═══ SOURCE RECORDS ═══

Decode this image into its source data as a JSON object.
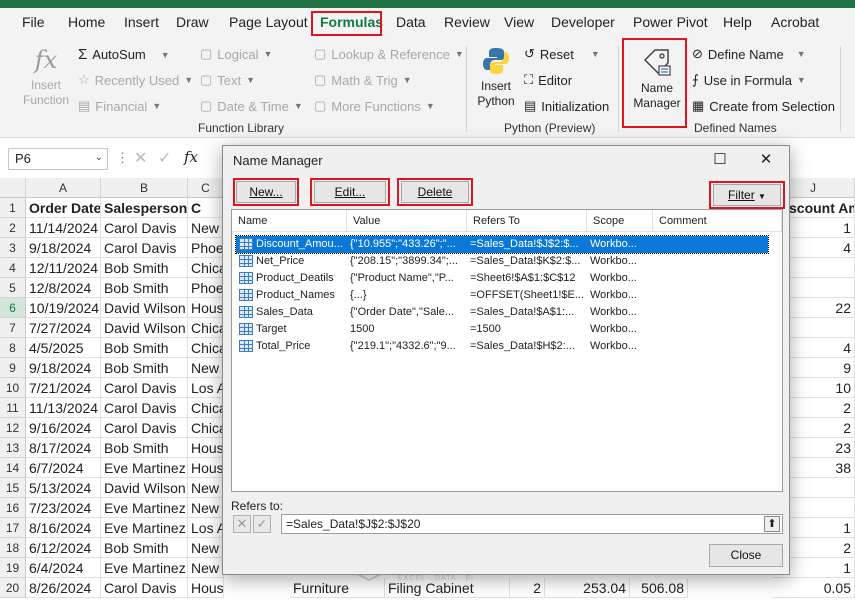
{
  "menu": {
    "tabs": [
      "File",
      "Home",
      "Insert",
      "Draw",
      "Page Layout",
      "Formulas",
      "Data",
      "Review",
      "View",
      "Developer",
      "Power Pivot",
      "Help",
      "Acrobat"
    ]
  },
  "ribbon": {
    "insert_function": [
      "Insert",
      "Function"
    ],
    "autosum": "AutoSum",
    "recently_used": "Recently Used",
    "financial": "Financial",
    "logical": "Logical",
    "text": "Text",
    "date_time": "Date & Time",
    "lookup_reference": "Lookup & Reference",
    "math_trig": "Math & Trig",
    "more_functions": "More Functions",
    "function_library_label": "Function Library",
    "insert_python": [
      "Insert",
      "Python"
    ],
    "reset": "Reset",
    "editor": "Editor",
    "initialization": "Initialization",
    "python_preview_label": "Python (Preview)",
    "name_manager": [
      "Name",
      "Manager"
    ],
    "define_name": "Define Name",
    "use_in_formula": "Use in Formula",
    "create_from_selection": "Create from Selection",
    "defined_names_label": "Defined Names"
  },
  "formula_bar": {
    "name_box": "P6",
    "fx": "fx"
  },
  "sheet": {
    "columns": [
      "A",
      "B",
      "C",
      "J"
    ],
    "headers": [
      "Order Date",
      "Salesperson",
      "C",
      "Discount Am"
    ],
    "rows": [
      {
        "n": "1"
      },
      {
        "n": "2",
        "date": "11/14/2024",
        "person": "Carol Davis",
        "city": "New",
        "j": "1"
      },
      {
        "n": "3",
        "date": "9/18/2024",
        "person": "Carol Davis",
        "city": "Phoe",
        "j": "4"
      },
      {
        "n": "4",
        "date": "12/11/2024",
        "person": "Bob Smith",
        "city": "Chica",
        "j": ""
      },
      {
        "n": "5",
        "date": "12/8/2024",
        "person": "Bob Smith",
        "city": "Phoe",
        "j": ""
      },
      {
        "n": "6",
        "date": "10/19/2024",
        "person": "David Wilson",
        "city": "Hous",
        "j": "22"
      },
      {
        "n": "7",
        "date": "7/27/2024",
        "person": "David Wilson",
        "city": "Chica",
        "j": ""
      },
      {
        "n": "8",
        "date": "4/5/2025",
        "person": "Bob Smith",
        "city": "Chica",
        "j": "4"
      },
      {
        "n": "9",
        "date": "9/18/2024",
        "person": "Bob Smith",
        "city": "New",
        "j": "9"
      },
      {
        "n": "10",
        "date": "7/21/2024",
        "person": "Carol Davis",
        "city": "Los A",
        "j": "10"
      },
      {
        "n": "11",
        "date": "11/13/2024",
        "person": "Carol Davis",
        "city": "Chica",
        "j": "2"
      },
      {
        "n": "12",
        "date": "9/16/2024",
        "person": "Carol Davis",
        "city": "Chica",
        "j": "2"
      },
      {
        "n": "13",
        "date": "8/17/2024",
        "person": "Bob Smith",
        "city": "Hous",
        "j": "23"
      },
      {
        "n": "14",
        "date": "6/7/2024",
        "person": "Eve Martinez",
        "city": "Hous",
        "j": "38"
      },
      {
        "n": "15",
        "date": "5/13/2024",
        "person": "David Wilson",
        "city": "New",
        "j": ""
      },
      {
        "n": "16",
        "date": "7/23/2024",
        "person": "Eve Martinez",
        "city": "New",
        "j": ""
      },
      {
        "n": "17",
        "date": "8/16/2024",
        "person": "Eve Martinez",
        "city": "Los A",
        "j": "1"
      },
      {
        "n": "18",
        "date": "6/12/2024",
        "person": "Bob Smith",
        "city": "New",
        "j": "2"
      },
      {
        "n": "19",
        "date": "6/4/2024",
        "person": "Eve Martinez",
        "city": "New",
        "j": "1"
      },
      {
        "n": "20",
        "date": "8/26/2024",
        "person": "Carol Davis",
        "city": "Houston",
        "j": "0.05"
      }
    ],
    "row20_extra": {
      "d": "Furniture",
      "e": "Filing Cabinet",
      "f": "2",
      "g": "253.04",
      "h": "506.08"
    }
  },
  "dialog": {
    "title": "Name Manager",
    "buttons": {
      "new": "New...",
      "edit": "Edit...",
      "delete": "Delete",
      "filter": "Filter",
      "close": "Close"
    },
    "columns": [
      "Name",
      "Value",
      "Refers To",
      "Scope",
      "Comment"
    ],
    "names": [
      {
        "name": "Discount_Amou...",
        "value": "{\"10.955\";\"433.26\";\"...",
        "refers": "=Sales_Data!$J$2:$...",
        "scope": "Workbo...",
        "selected": true
      },
      {
        "name": "Net_Price",
        "value": "{\"208.15\";\"3899.34\";...",
        "refers": "=Sales_Data!$K$2:$...",
        "scope": "Workbo..."
      },
      {
        "name": "Product_Deatils",
        "value": "{\"Product Name\",\"P...",
        "refers": "=Sheet6!$A$1:$C$12",
        "scope": "Workbo..."
      },
      {
        "name": "Product_Names",
        "value": "{...}",
        "refers": "=OFFSET(Sheet1!$E...",
        "scope": "Workbo..."
      },
      {
        "name": "Sales_Data",
        "value": "{\"Order Date\",\"Sale...",
        "refers": "=Sales_Data!$A$1:...",
        "scope": "Workbo..."
      },
      {
        "name": "Target",
        "value": "1500",
        "refers": "=1500",
        "scope": "Workbo..."
      },
      {
        "name": "Total_Price",
        "value": "{\"219.1\";\"4332.6\";\"9...",
        "refers": "=Sales_Data!$H$2:...",
        "scope": "Workbo..."
      }
    ],
    "refers_to_label": "Refers to:",
    "refers_to_value": "=Sales_Data!$J$2:$J$20"
  },
  "watermark": {
    "brand": "exceldemy",
    "tagline": "EXCEL · DATA · BI"
  }
}
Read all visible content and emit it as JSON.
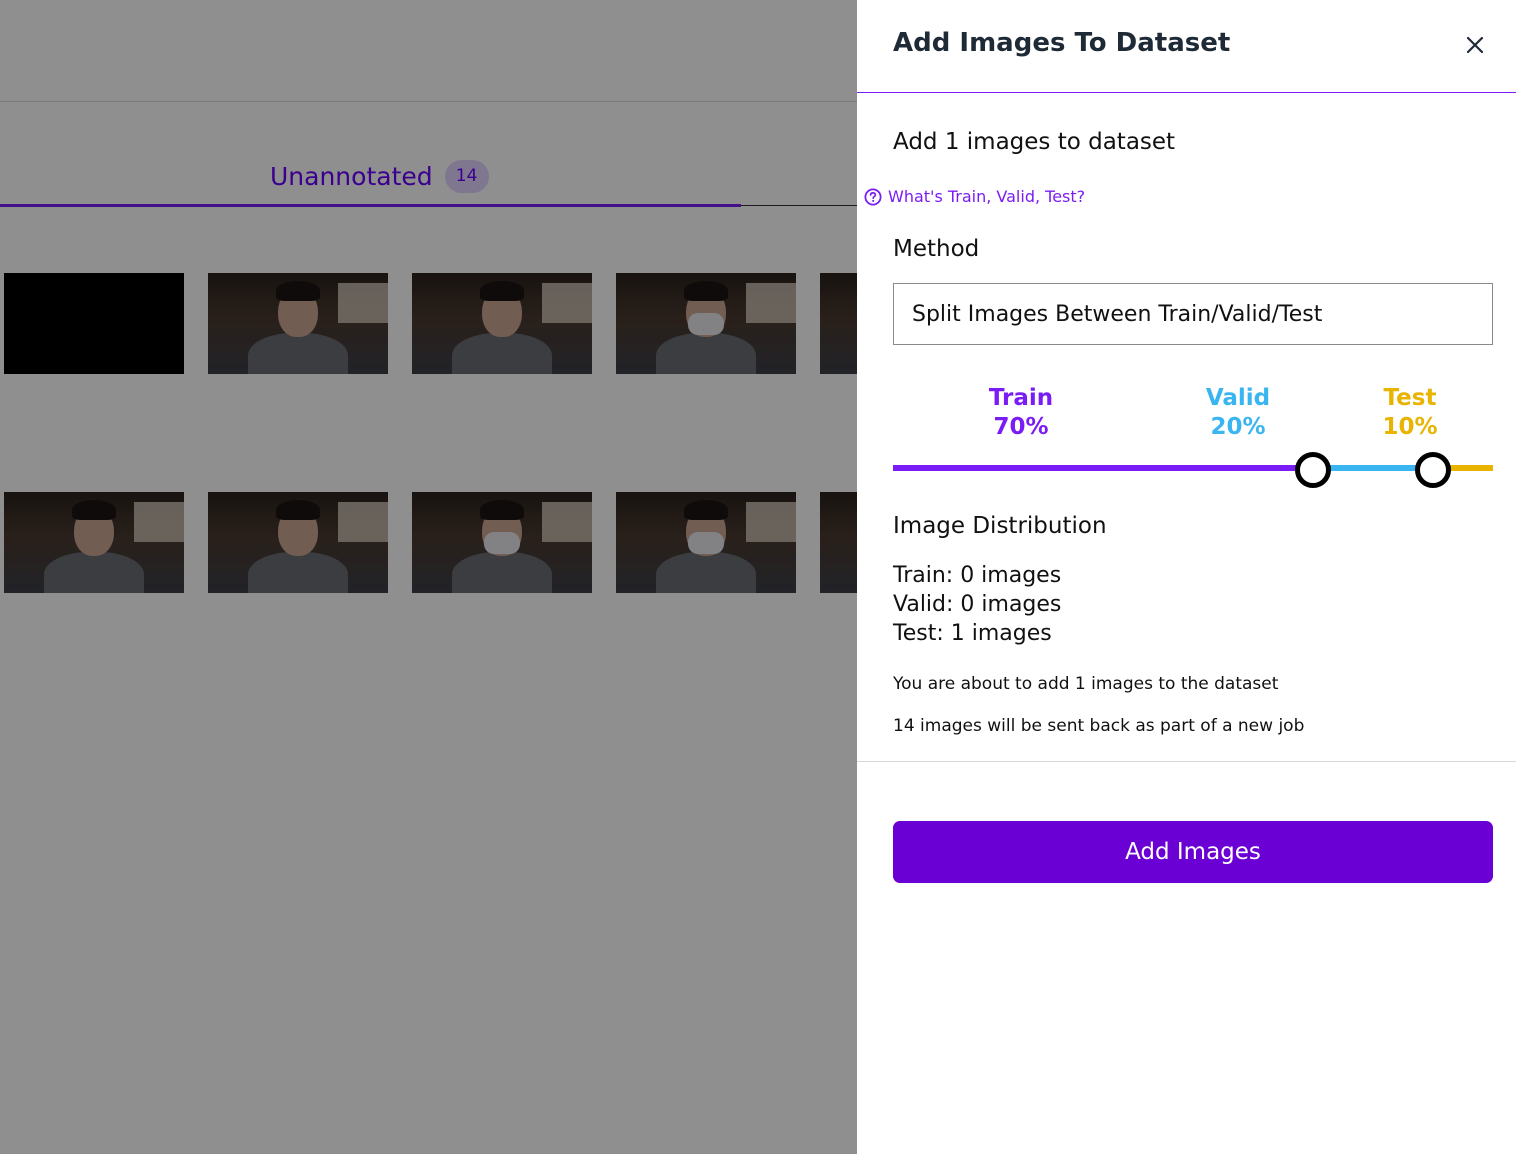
{
  "background": {
    "tab": {
      "label": "Unannotated",
      "count": "14"
    },
    "thumbnails": [
      {
        "row": 1,
        "kind": "black"
      },
      {
        "row": 1,
        "kind": "face"
      },
      {
        "row": 1,
        "kind": "face"
      },
      {
        "row": 1,
        "kind": "face-mask"
      },
      {
        "row": 1,
        "kind": "face"
      },
      {
        "row": 2,
        "kind": "face"
      },
      {
        "row": 2,
        "kind": "face"
      },
      {
        "row": 2,
        "kind": "face-mask"
      },
      {
        "row": 2,
        "kind": "face-mask"
      },
      {
        "row": 2,
        "kind": "face"
      }
    ]
  },
  "drawer": {
    "title": "Add Images To Dataset",
    "close_icon": "close-icon",
    "subheading": "Add 1 images to dataset",
    "help_link": "What's Train, Valid, Test?",
    "help_icon": "help-circle-icon",
    "method_label": "Method",
    "method_value": "Split Images Between Train/Valid/Test",
    "split": {
      "train": {
        "label": "Train",
        "percent": "70%",
        "value": 70,
        "color": "#7a1cf5"
      },
      "valid": {
        "label": "Valid",
        "percent": "20%",
        "value": 20,
        "color": "#39b6f0"
      },
      "test": {
        "label": "Test",
        "percent": "10%",
        "value": 10,
        "color": "#e8b400"
      }
    },
    "distribution_heading": "Image Distribution",
    "distribution": {
      "train": "Train: 0 images",
      "valid": "Valid: 0 images",
      "test": "Test: 1 images"
    },
    "note_add": "You are about to add 1 images to the dataset",
    "note_job": "14 images will be sent back as part of a new job",
    "primary_button": "Add Images",
    "accent_color": "#6a00d3"
  }
}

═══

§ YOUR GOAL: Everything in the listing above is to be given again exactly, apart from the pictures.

§ EXPECTED ANSWER:
Decode this image into its source data as a JSON object.
{
  "menu": {
    "tabs": [
      "File",
      "Home",
      "Insert",
      "Draw",
      "Page Layout",
      "Formulas",
      "Data",
      "Review",
      "View",
      "Developer",
      "Power Pivot",
      "Help",
      "Acrobat"
    ]
  },
  "ribbon": {
    "insert_function": [
      "Insert",
      "Function"
    ],
    "autosum": "AutoSum",
    "recently_used": "Recently Used",
    "financial": "Financial",
    "logical": "Logical",
    "text": "Text",
    "date_time": "Date & Time",
    "lookup_reference": "Lookup & Reference",
    "math_trig": "Math & Trig",
    "more_functions": "More Functions",
    "function_library_label": "Function Library",
    "insert_python": [
      "Insert",
      "Python"
    ],
    "reset": "Reset",
    "editor": "Editor",
    "initialization": "Initialization",
    "python_preview_label": "Python (Preview)",
    "name_manager": [
      "Name",
      "Manager"
    ],
    "define_name": "Define Name",
    "use_in_formula": "Use in Formula",
    "create_from_selection": "Create from Selection",
    "defined_names_label": "Defined Names"
  },
  "formula_bar": {
    "name_box": "P6",
    "fx": "fx"
  },
  "sheet": {
    "columns": [
      "A",
      "B",
      "C",
      "J"
    ],
    "headers": [
      "Order Date",
      "Salesperson",
      "C",
      "Discount Am"
    ],
    "rows": [
      {
        "n": "1"
      },
      {
        "n": "2",
        "date": "11/14/2024",
        "person": "Carol Davis",
        "city": "New",
        "j": "1"
      },
      {
        "n": "3",
        "date": "9/18/2024",
        "person": "Carol Davis",
        "city": "Phoe",
        "j": "4"
      },
      {
        "n": "4",
        "date": "12/11/2024",
        "person": "Bob Smith",
        "city": "Chica",
        "j": ""
      },
      {
        "n": "5",
        "date": "12/8/2024",
        "person": "Bob Smith",
        "city": "Phoe",
        "j": ""
      },
      {
        "n": "6",
        "date": "10/19/2024",
        "person": "David Wilson",
        "city": "Hous",
        "j": "22"
      },
      {
        "n": "7",
        "date": "7/27/2024",
        "person": "David Wilson",
        "city": "Chica",
        "j": ""
      },
      {
        "n": "8",
        "date": "4/5/2025",
        "person": "Bob Smith",
        "city": "Chica",
        "j": "4"
      },
      {
        "n": "9",
        "date": "9/18/2024",
        "person": "Bob Smith",
        "city": "New",
        "j": "9"
      },
      {
        "n": "10",
        "date": "7/21/2024",
        "person": "Carol Davis",
        "city": "Los A",
        "j": "10"
      },
      {
        "n": "11",
        "date": "11/13/2024",
        "person": "Carol Davis",
        "city": "Chica",
        "j": "2"
      },
      {
        "n": "12",
        "date": "9/16/2024",
        "person": "Carol Davis",
        "city": "Chica",
        "j": "2"
      },
      {
        "n": "13",
        "date": "8/17/2024",
        "person": "Bob Smith",
        "city": "Hous",
        "j": "23"
      },
      {
        "n": "14",
        "date": "6/7/2024",
        "person": "Eve Martinez",
        "city": "Hous",
        "j": "38"
      },
      {
        "n": "15",
        "date": "5/13/2024",
        "person": "David Wilson",
        "city": "New",
        "j": ""
      },
      {
        "n": "16",
        "date": "7/23/2024",
        "person": "Eve Martinez",
        "city": "New",
        "j": ""
      },
      {
        "n": "17",
        "date": "8/16/2024",
        "person": "Eve Martinez",
        "city": "Los A",
        "j": "1"
      },
      {
        "n": "18",
        "date": "6/12/2024",
        "person": "Bob Smith",
        "city": "New",
        "j": "2"
      },
      {
        "n": "19",
        "date": "6/4/2024",
        "person": "Eve Martinez",
        "city": "New",
        "j": "1"
      },
      {
        "n": "20",
        "date": "8/26/2024",
        "person": "Carol Davis",
        "city": "Houston",
        "j": "0.05"
      }
    ],
    "row20_extra": {
      "d": "Furniture",
      "e": "Filing Cabinet",
      "f": "2",
      "g": "253.04",
      "h": "506.08"
    }
  },
  "dialog": {
    "title": "Name Manager",
    "buttons": {
      "new": "New...",
      "edit": "Edit...",
      "delete": "Delete",
      "filter": "Filter",
      "close": "Close"
    },
    "columns": [
      "Name",
      "Value",
      "Refers To",
      "Scope",
      "Comment"
    ],
    "names": [
      {
        "name": "Discount_Amou...",
        "value": "{\"10.955\";\"433.26\";\"...",
        "refers": "=Sales_Data!$J$2:$...",
        "scope": "Workbo...",
        "selected": true
      },
      {
        "name": "Net_Price",
        "value": "{\"208.15\";\"3899.34\";...",
        "refers": "=Sales_Data!$K$2:$...",
        "scope": "Workbo..."
      },
      {
        "name": "Product_Deatils",
        "value": "{\"Product Name\",\"P...",
        "refers": "=Sheet6!$A$1:$C$12",
        "scope": "Workbo..."
      },
      {
        "name": "Product_Names",
        "value": "{...}",
        "refers": "=OFFSET(Sheet1!$E...",
        "scope": "Workbo..."
      },
      {
        "name": "Sales_Data",
        "value": "{\"Order Date\",\"Sale...",
        "refers": "=Sales_Data!$A$1:...",
        "scope": "Workbo..."
      },
      {
        "name": "Target",
        "value": "1500",
        "refers": "=1500",
        "scope": "Workbo..."
      },
      {
        "name": "Total_Price",
        "value": "{\"219.1\";\"4332.6\";\"9...",
        "refers": "=Sales_Data!$H$2:...",
        "scope": "Workbo..."
      }
    ],
    "refers_to_label": "Refers to:",
    "refers_to_value": "=Sales_Data!$J$2:$J$20"
  },
  "watermark": {
    "brand": "exceldemy",
    "tagline": "EXCEL · DATA · BI"
  }
}
Read all visible content and emit it as JSON.
{
  "background": {
    "tab": {
      "label": "Unannotated",
      "count": "14"
    },
    "thumbnails": [
      {
        "row": 1,
        "kind": "black"
      },
      {
        "row": 1,
        "kind": "face"
      },
      {
        "row": 1,
        "kind": "face"
      },
      {
        "row": 1,
        "kind": "face-mask"
      },
      {
        "row": 1,
        "kind": "face"
      },
      {
        "row": 2,
        "kind": "face"
      },
      {
        "row": 2,
        "kind": "face"
      },
      {
        "row": 2,
        "kind": "face-mask"
      },
      {
        "row": 2,
        "kind": "face-mask"
      },
      {
        "row": 2,
        "kind": "face"
      }
    ]
  },
  "drawer": {
    "title": "Add Images To Dataset",
    "close_icon": "close-icon",
    "subheading": "Add 1 images to dataset",
    "help_link": "What's Train, Valid, Test?",
    "help_icon": "help-circle-icon",
    "method_label": "Method",
    "method_value": "Split Images Between Train/Valid/Test",
    "split": {
      "train": {
        "label": "Train",
        "percent": "70%",
        "value": 70,
        "color": "#7a1cf5"
      },
      "valid": {
        "label": "Valid",
        "percent": "20%",
        "value": 20,
        "color": "#39b6f0"
      },
      "test": {
        "label": "Test",
        "percent": "10%",
        "value": 10,
        "color": "#e8b400"
      }
    },
    "distribution_heading": "Image Distribution",
    "distribution": {
      "train": "Train: 0 images",
      "valid": "Valid: 0 images",
      "test": "Test: 1 images"
    },
    "note_add": "You are about to add 1 images to the dataset",
    "note_job": "14 images will be sent back as part of a new job",
    "primary_button": "Add Images",
    "accent_color": "#6a00d3"
  }
}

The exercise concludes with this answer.